|The cycle-paths on this route are all|
wide and smooth like this. On weekend
mornings, all the racers are riding.
I made the delivery this morning and I took photos on the way.
|Catching up with another racer|
|Another racing cyclist on the cyclepath|
As usual, I didn't see any bikes on the
road. There is no benefit from that.
|Older stretch of cycle-path with less|
separation, resurfaced and very smooth.
More racers heading in the opposite
direction to me.
|Another thing which was holding up|
cars on the main-road was this tractor,
which I overtook from the other side
of the canal
In part, I've written this blog post as a response, to try once again to point out that simplistic arguments like "Dutch cyclists are slow" are so very short of the truth. It would be nice to think that people contemplating writing the same sorts of things would first read the myths and excuses page, but those who have their own fixed view of the world tend not to bother.
|Also plenty of cyclists on the almost car|
free road on the other side of the canal
from the main road and cycle-path
The actual average speed by bike in the city of Groningen has been measured and it's 14.2 km/h, or just short of 9 mph. This is not especially quick, but this is for an average person and it is not the rolling speed, but the overall speed for a complete journey including stops.

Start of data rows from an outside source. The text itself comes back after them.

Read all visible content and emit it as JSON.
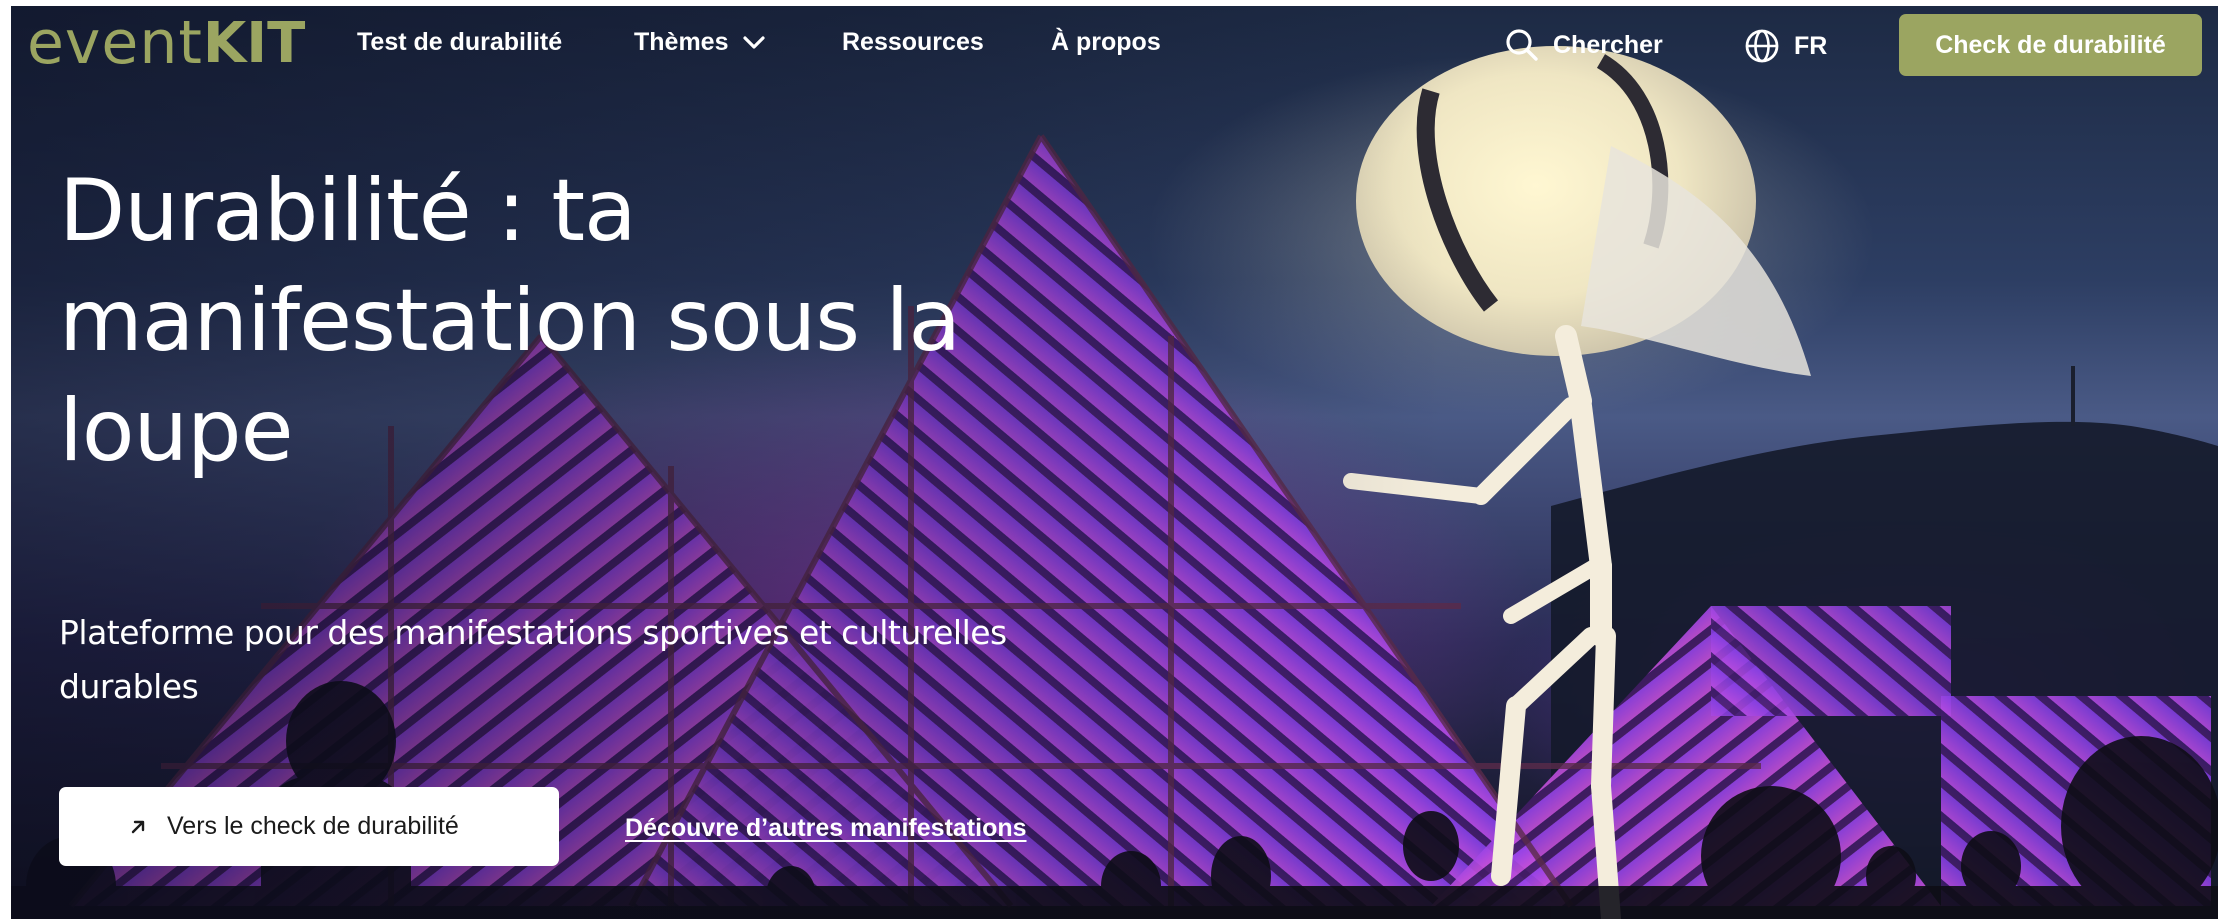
{
  "header": {
    "logo": {
      "part1": "event",
      "part2": "KIT"
    },
    "nav": {
      "test_label": "Test de durabilité",
      "themes_label": "Thèmes",
      "ressources_label": "Ressources",
      "apropos_label": "À propos"
    },
    "search_label": "Chercher",
    "language_label": "FR",
    "cta_label": "Check de durabilité"
  },
  "hero": {
    "title": "Durabilité : ta manifestation sous la loupe",
    "subtitle": "Plateforme pour des manifestations sportives et culturelles durables",
    "primary_button_label": "Vers le check de durabilité",
    "secondary_link_label": "Découvre d’autres manifestations"
  },
  "colors": {
    "brand": "#9ba561",
    "text_light": "#ffffff",
    "button_text": "#1b1b1b"
  },
  "icons": {
    "search": "search-icon",
    "globe": "globe-icon",
    "chevron": "chevron-down-icon",
    "arrow": "arrow-up-right-icon"
  }
}
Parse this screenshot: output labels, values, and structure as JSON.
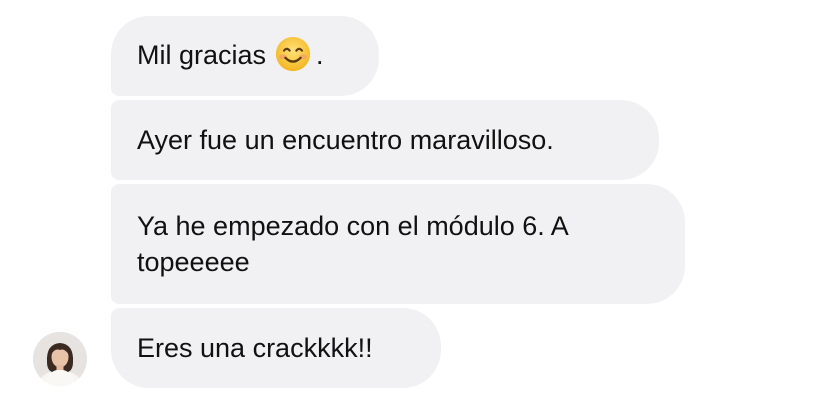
{
  "messages": [
    {
      "text_before": "Mil gracias",
      "emoji": "smiling-face-icon",
      "text_after": "."
    },
    {
      "text": "Ayer fue un encuentro maravilloso."
    },
    {
      "text": "Ya he empezado con el módulo 6. A topeeeee"
    },
    {
      "text": "Eres una crackkkk!!"
    }
  ],
  "sender": {
    "avatar_icon": "profile-photo"
  },
  "colors": {
    "bubble_bg": "#f1f1f3",
    "text": "#111111",
    "emoji_face": "#f7c43a"
  }
}
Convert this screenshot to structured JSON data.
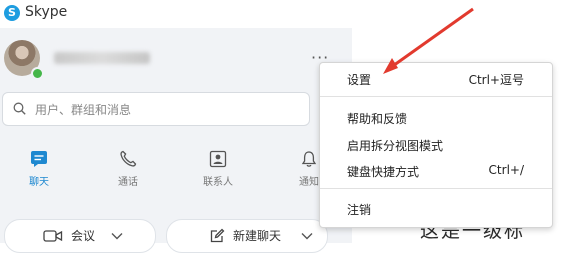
{
  "app": {
    "title": "Skype",
    "logo_letter": "S"
  },
  "search": {
    "placeholder": "用户、群组和消息"
  },
  "nav": [
    {
      "label": "聊天",
      "icon": "chat-icon"
    },
    {
      "label": "通话",
      "icon": "phone-icon"
    },
    {
      "label": "联系人",
      "icon": "contacts-icon"
    },
    {
      "label": "通知",
      "icon": "bell-icon"
    }
  ],
  "bottom_buttons": {
    "meet": {
      "label": "会议",
      "icon": "video-camera-icon"
    },
    "new_chat": {
      "label": "新建聊天",
      "icon": "compose-icon"
    }
  },
  "more_button": {
    "label": "···"
  },
  "menu": {
    "settings": {
      "label": "设置",
      "shortcut": "Ctrl+逗号"
    },
    "help": {
      "label": "帮助和反馈"
    },
    "split_view": {
      "label": "启用拆分视图模式"
    },
    "shortcuts": {
      "label": "键盘快捷方式",
      "shortcut": "Ctrl+/"
    },
    "signout": {
      "label": "注销"
    }
  },
  "backdrop": {
    "text": "这是一级标"
  },
  "colors": {
    "accent": "#1e88d0",
    "annotation_arrow": "#e23a2e",
    "presence_online": "#45b649"
  }
}
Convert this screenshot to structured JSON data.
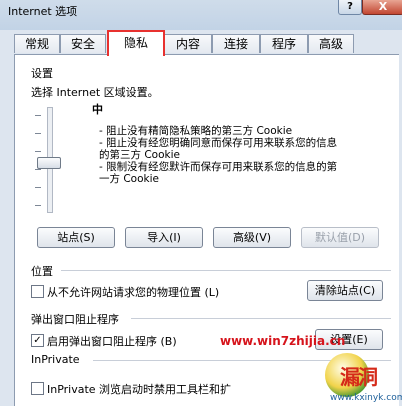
{
  "window": {
    "title": "Internet 选项",
    "help_label": "?",
    "close_label": "X"
  },
  "tabs": [
    {
      "label": "常规"
    },
    {
      "label": "安全"
    },
    {
      "label": "隐私"
    },
    {
      "label": "内容"
    },
    {
      "label": "连接"
    },
    {
      "label": "程序"
    },
    {
      "label": "高级"
    }
  ],
  "settings": {
    "heading": "设置",
    "instruction": "选择 Internet 区域设置。",
    "level": "中",
    "descriptions": [
      "- 阻止没有精简隐私策略的第三方 Cookie",
      "- 阻止没有经您明确同意而保存可用来联系您的信息",
      "的第三方 Cookie",
      "- 限制没有经您默许而保存可用来联系您的信息的第",
      "一方 Cookie"
    ],
    "slider_position": "中",
    "buttons": {
      "sites": "站点(S)",
      "import": "导入(I)",
      "advanced": "高级(V)",
      "default": "默认值(D)"
    }
  },
  "location": {
    "heading": "位置",
    "checkbox_label": "从不允许网站请求您的物理位置 (L)",
    "checked": false,
    "clear_sites": "清除站点(C)"
  },
  "popup": {
    "heading": "弹出窗口阻止程序",
    "checkbox_label": "启用弹出窗口阻止程序 (B)",
    "checked": true,
    "settings_button": "设置(E)"
  },
  "inprivate": {
    "heading": "InPrivate",
    "checkbox_label": "InPrivate 浏览启动时禁用工具栏和扩",
    "checked": false
  },
  "watermark": {
    "url": "www.win7zhijia.cn",
    "logo_text": "漏洞",
    "sub": "www.kxinyk.com"
  }
}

By car it's much slower - 9.6 km/h. This is perhaps the source of the "6 mph" speed quoted by some VCers. It applies to cars, not bikes, but anyone who came here and insisted on riding their bike on the road would have their speed reduced to this level.
Any lack of speed perceived is not because "the Dutch are slow" but because in the Netherlands, even people who are slow still ride bikes. This is a country where the demographics of cycling include everyone, not just fitter than average people.

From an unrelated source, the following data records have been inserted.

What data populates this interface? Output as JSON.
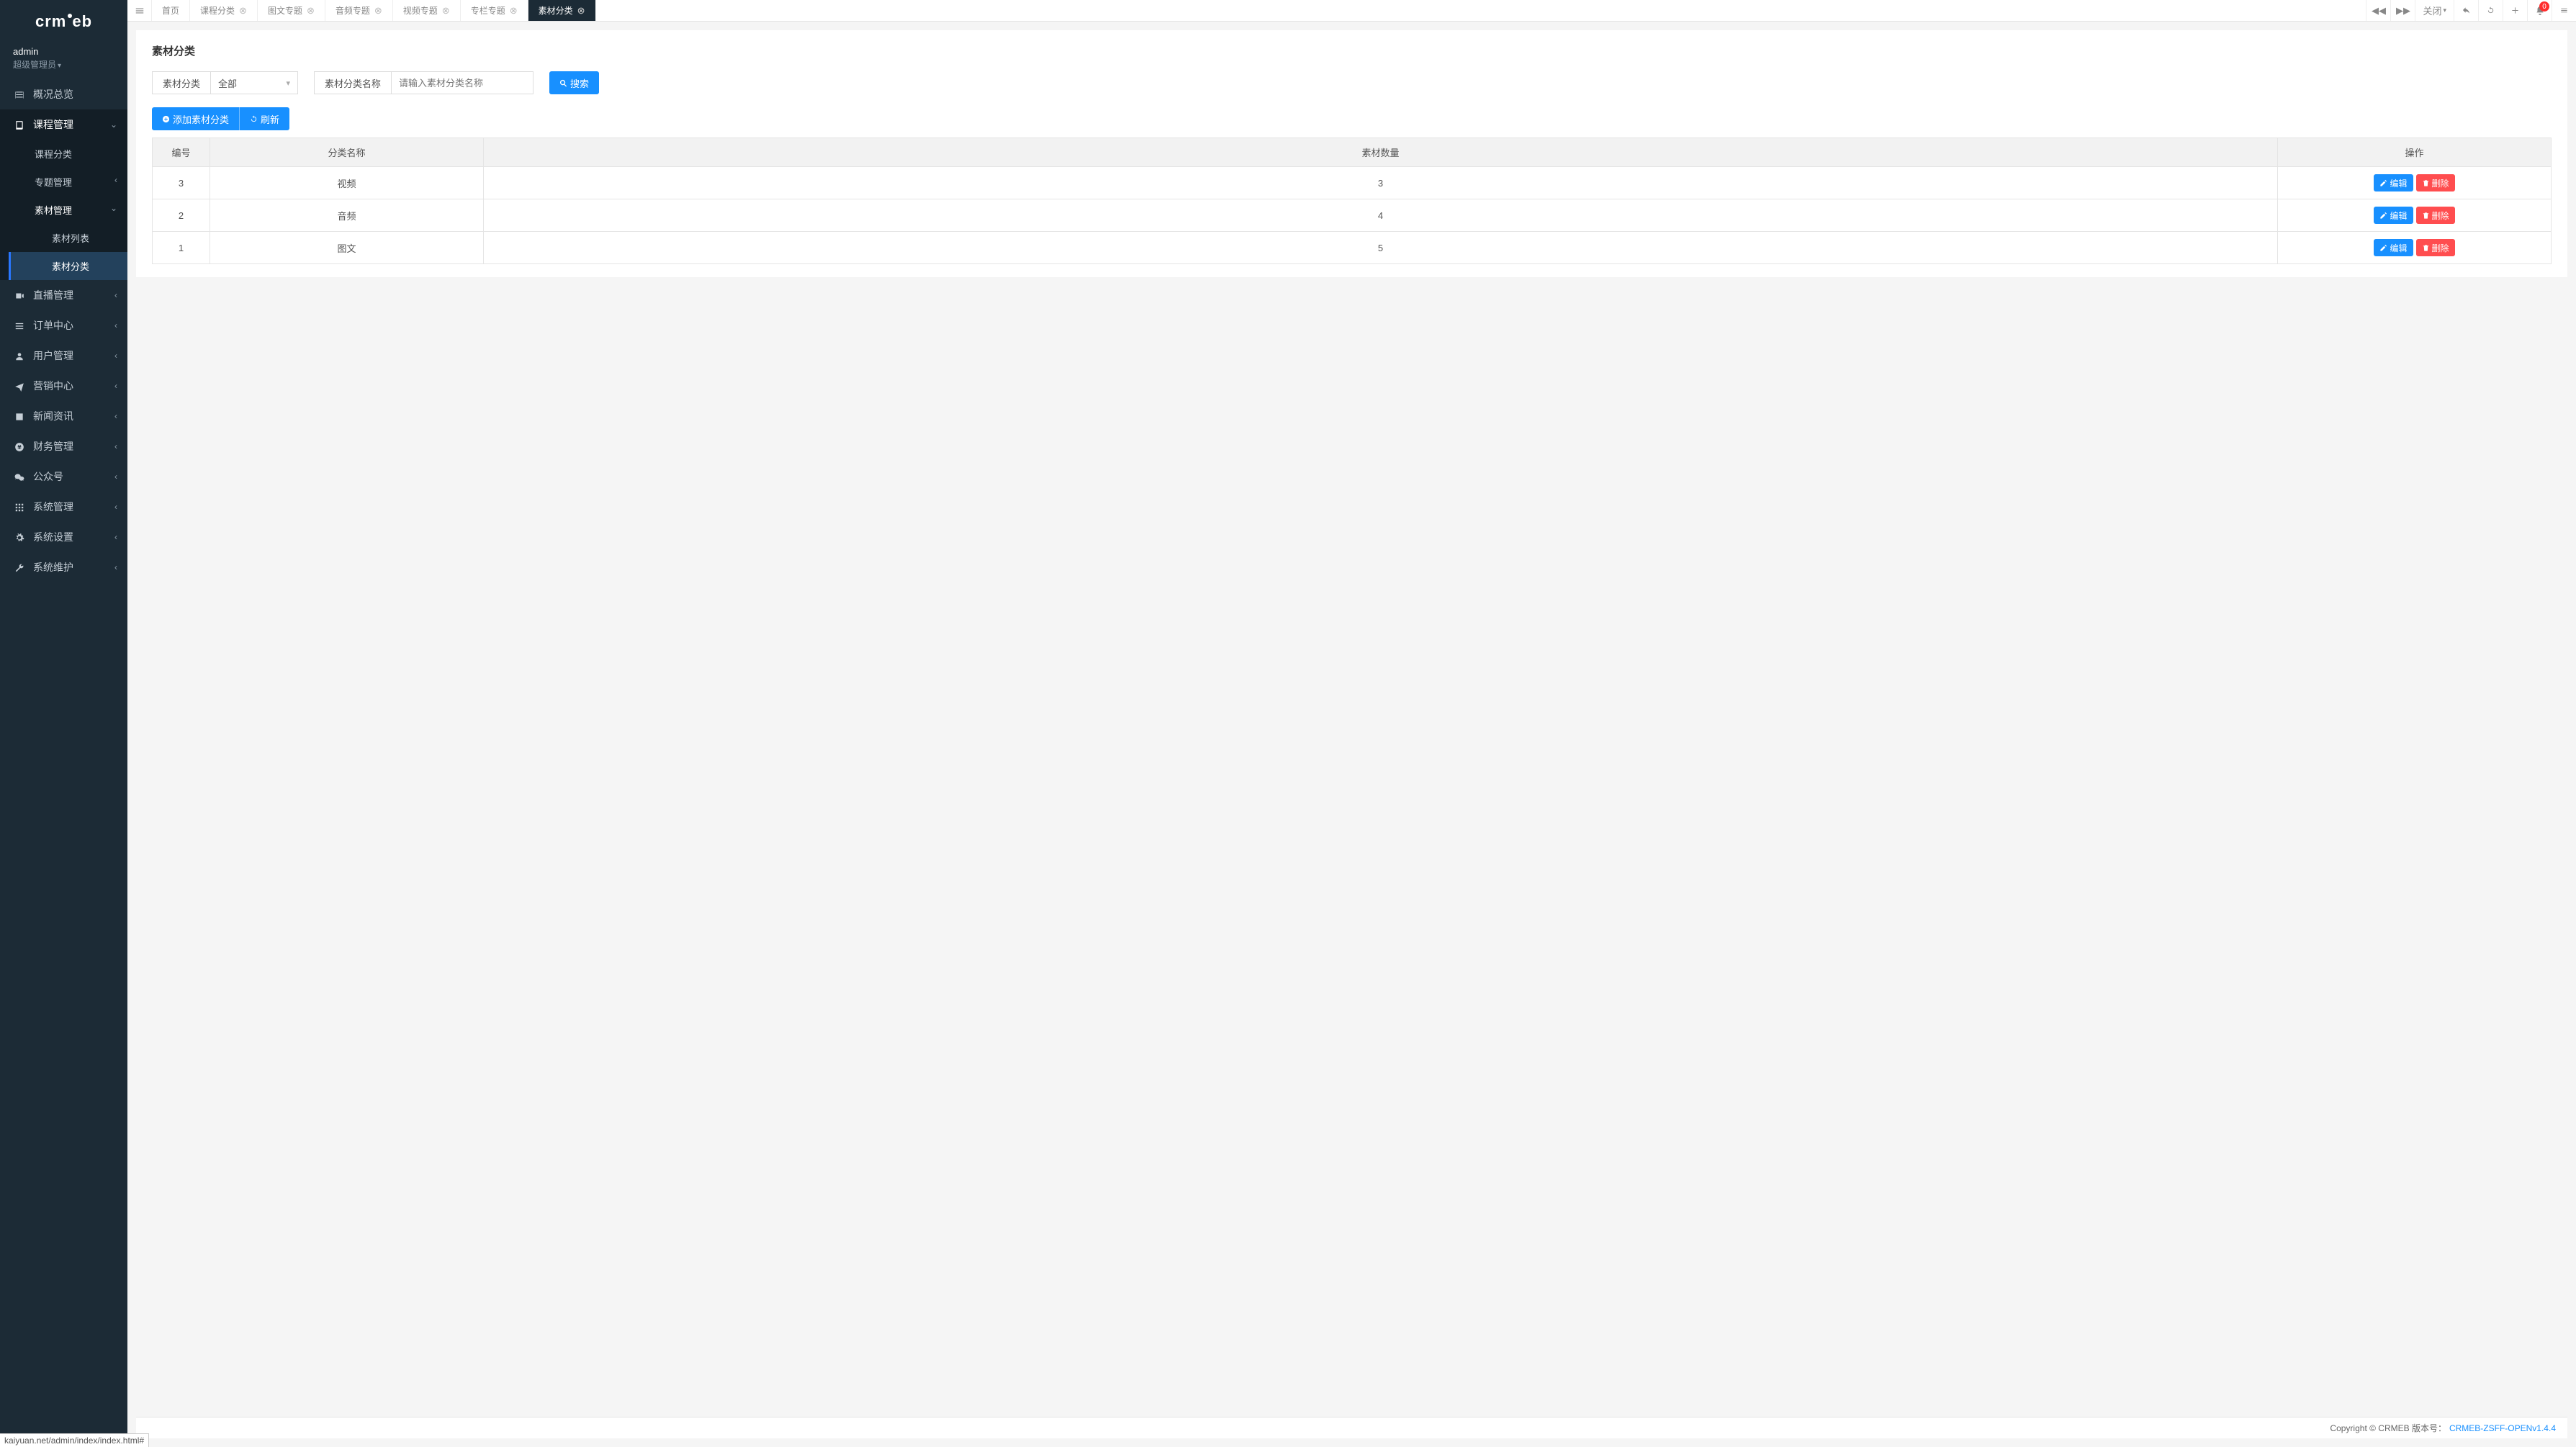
{
  "logo": "crmeb",
  "user": {
    "name": "admin",
    "role": "超级管理员"
  },
  "sidebar": {
    "overview": "概况总览",
    "course": "课程管理",
    "course_sub": {
      "category": "课程分类",
      "topic": "专题管理",
      "material": "素材管理",
      "material_sub": {
        "list": "素材列表",
        "category": "素材分类"
      }
    },
    "live": "直播管理",
    "order": "订单中心",
    "user": "用户管理",
    "marketing": "营销中心",
    "news": "新闻资讯",
    "finance": "财务管理",
    "wechat": "公众号",
    "system": "系统管理",
    "settings": "系统设置",
    "maintain": "系统维护"
  },
  "tabs": [
    {
      "label": "首页",
      "closable": false
    },
    {
      "label": "课程分类",
      "closable": true
    },
    {
      "label": "图文专题",
      "closable": true
    },
    {
      "label": "音频专题",
      "closable": true
    },
    {
      "label": "视频专题",
      "closable": true
    },
    {
      "label": "专栏专题",
      "closable": true
    },
    {
      "label": "素材分类",
      "closable": true,
      "active": true
    }
  ],
  "top_actions": {
    "close_menu": "关闭",
    "notif_count": "0"
  },
  "page": {
    "title": "素材分类",
    "filter_cat_label": "素材分类",
    "filter_cat_value": "全部",
    "filter_name_label": "素材分类名称",
    "filter_name_placeholder": "请输入素材分类名称",
    "search_btn": "搜索",
    "add_btn": "添加素材分类",
    "refresh_btn": "刷新"
  },
  "table": {
    "headers": {
      "id": "编号",
      "name": "分类名称",
      "count": "素材数量",
      "ops": "操作"
    },
    "edit_label": "编辑",
    "del_label": "删除",
    "rows": [
      {
        "id": "3",
        "name": "视频",
        "count": "3"
      },
      {
        "id": "2",
        "name": "音频",
        "count": "4"
      },
      {
        "id": "1",
        "name": "图文",
        "count": "5"
      }
    ]
  },
  "footer": {
    "copyright": "Copyright © CRMEB 版本号：",
    "version": "CRMEB-ZSFF-OPENv1.4.4"
  },
  "url_hint": "kaiyuan.net/admin/index/index.html#"
}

|Another cyclist spotted this morning.|
In Dutch law, wheelchairs and scooters
like this are classed as bicycles. Cycling
facilities are inclusive of everyone.

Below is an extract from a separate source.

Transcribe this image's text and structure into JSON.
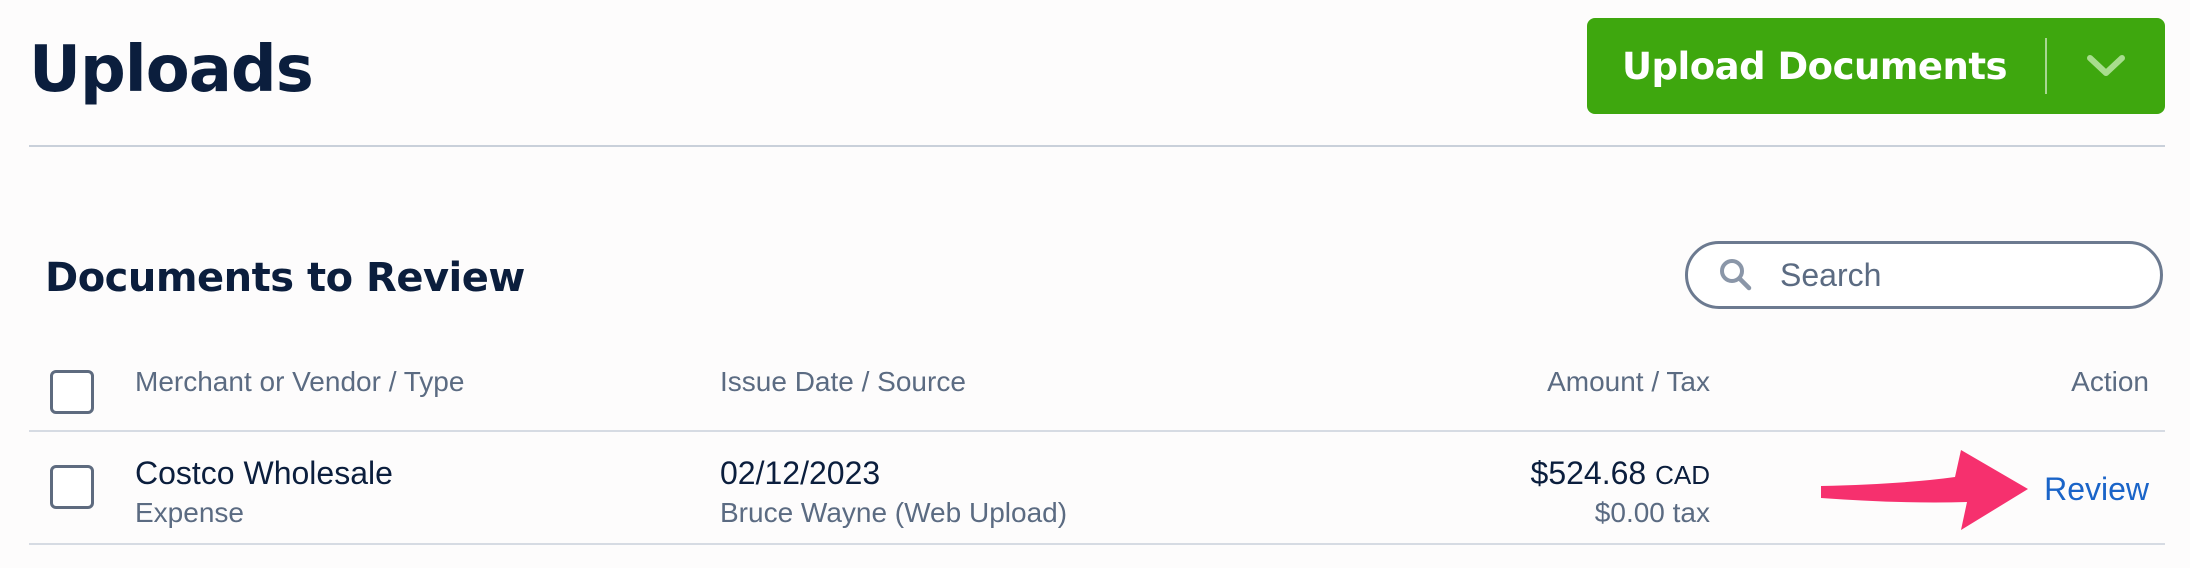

My journey was fast and convenient because of the cycle-path network in this area. I was home today in time to have a shower and sort through my photos before lunch and then continue on with the day. Making a delivery in this way has less to do with running our business than giving me an excuse to go for a ride and get some exercise, which is of course beneficial to everyone. The health benefits of cycling are recognized in this country just as in any other, but because cycling is always a pleasure in the Netherlands, these benefits are realised to a greater extent than in other countries.
The yellow thing at the bottom of the photos is my Mango velomobile. It's a good part of what makes it possible for me to ride faster than younger and fitter people on "hi tech" carbon racing bikes. Streamlined bikes like these are the fastest practical production bicycles in the world. They are more common in the Netherlands than in any other country and this is in no small part due to the Dutch cycle-path network providing such a good habitat for people who like to ride fast.
Lastly, I leave you with a video made by my friend Harry featuring his and Wilfred's Mangos, demonstrating how it's possible to get through Groningen on the traffic free streets and cycle-paths at a higher average speed than 14 km/h while remaining responsible and not causing anyone any problems:
If some of the maneuvers at junctions in the video seem unconventional, it's probably because you're watching one of the many simultaneous green junctions. However, on my trip there were no traffic lights at all, while there would have been several sets to negotiate if I'd driven instead of cycles. It's quite common in the Netherlands that you avoid traffic lights when cycling.
Click for my picasaweb album of racing cyclists on cycle-paths. This is where they ride in NL, not on the roads.